Following Prime Minister Justin Trudeau’s assertion that blockades in support of Wet’suwet’en hereditary chiefs opposed to construction of the Coastal GasLink pipeline must come down, the chiefs have issued a new set of demands to government.
“We demand that the remote detachment (Community Industry Safety Office) established by the RCMP on Wet’suwet’en territory without our consent be immediately removed and that the RCMP are completely removed from our territory and cease patrols from our lands,” according to a joint statement issued by Wet’suwet’en and Mohawk chiefs, gathered at Mohawk Council House in Tyendinaga in Ontario.
The RCMP outpost was set up last year after RCMP dismantled the Gidimt’en blockade. At the time, hereditary chiefs agreed to provide cultural training to the officers stationed there.
Earlier this week, the RCMP offered to remove the station, as long as the Morice West Forest Service Road remained open.

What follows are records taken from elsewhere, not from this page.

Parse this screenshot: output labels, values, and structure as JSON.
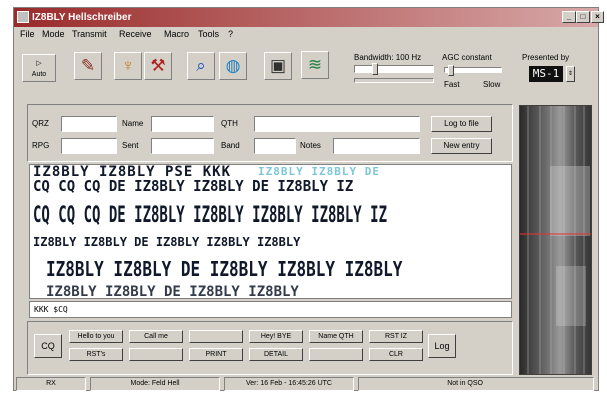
{
  "window": {
    "title": "IZ8BLY Hellschreiber"
  },
  "title_buttons": {
    "minimize": "_",
    "maximize": "□",
    "close": "×"
  },
  "menu": [
    "File",
    "Mode",
    "Transmit",
    "Receive",
    "Macro",
    "Tools",
    "?"
  ],
  "toolbar": {
    "first_label": "Auto",
    "icons": [
      "pencil-icon",
      "tuning-icon",
      "tools-icon",
      "search-icon",
      "globe-icon",
      "camera-icon",
      "graph-icon"
    ]
  },
  "controls": {
    "bandwidth_label": "Bandwidth: 100 Hz",
    "agc_label": "AGC constant",
    "agc_fast": "Fast",
    "agc_slow": "Slow",
    "preset_label": "Presented by",
    "preset_value": "MS-1"
  },
  "log": {
    "qrz_label": "QRZ",
    "name_label": "Name",
    "qth_label": "QTH",
    "rst_label": "RPG",
    "sent_label": "Sent",
    "band_label": "Band",
    "notes_label": "Notes",
    "log_button": "Log to file",
    "new_entry_button": "New entry"
  },
  "receive": {
    "line1": "IZ8BLY IZ8BLY PSE KKK",
    "line1_overlay": "IZ8BLY IZ8BLY DE",
    "line2": "CQ CQ CQ DE IZ8BLY IZ8BLY DE IZ8BLY IZ",
    "line3": "CQ CQ CQ DE IZ8BLY IZ8BLY IZ8BLY IZ8BLY IZ",
    "line4": "IZ8BLY IZ8BLY DE IZ8BLY IZ8BLY IZ8BLY",
    "line5": "IZ8BLY IZ8BLY DE IZ8BLY IZ8BLY IZ8BLY",
    "line6": "IZ8BLY IZ8BLY DE IZ8BLY IZ8BLY"
  },
  "transmit": {
    "text": "KKK $CQ"
  },
  "macros": {
    "cq": "CQ",
    "log": "Log",
    "row1": [
      "Hello to you",
      "Call me",
      "",
      "Hey! BYE",
      "Name QTH",
      "RST IZ"
    ],
    "row2": [
      "RST's",
      "",
      "PRINT",
      "DETAIL",
      "",
      "CLR"
    ]
  },
  "status": {
    "left": "RX",
    "mode": "Mode: Feld Hell",
    "time": "Ver: 16 Feb - 16:45:26 UTC",
    "right": "Not in QSO"
  },
  "colors": {
    "title_start": "#9a2a2a",
    "title_end": "#d8a8a8",
    "panel": "#d4d0c8",
    "waterfall_marker": "#e83030",
    "receive_text": "#10182a",
    "receive_highlight": "#48b0c8"
  }
}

The Wet’suwet’en hereditary chiefs who oppose the pipeline have also issued another demand to Victoria and Ottawa as a pre-condition to meeting.
“Out means out,” reads the statement. “We demand that all CGL activities cease within Wet’suwet’en territory while nation-to-nation talks are ongoing as persuant to the eviction notice that was delivered to them on January 4, 2020. We commit to entering into nation to nation discussions with Canada and B.C. once the above two demands are met and we insist when these discussions occur, that they will be held on Wet’suwet’en territory to ensure inclusivity for our nation’s Dini ze’ and Tsakiy ze’ (hereditary chiefs), and the members we are accountable to, in accordance with our law. “
In the statement they say that rail blockades could have ended days ago “if only Canada, B..C, CGL, and the RCMP had honoured their own laws as well as respected Wet’suwet’en laws.”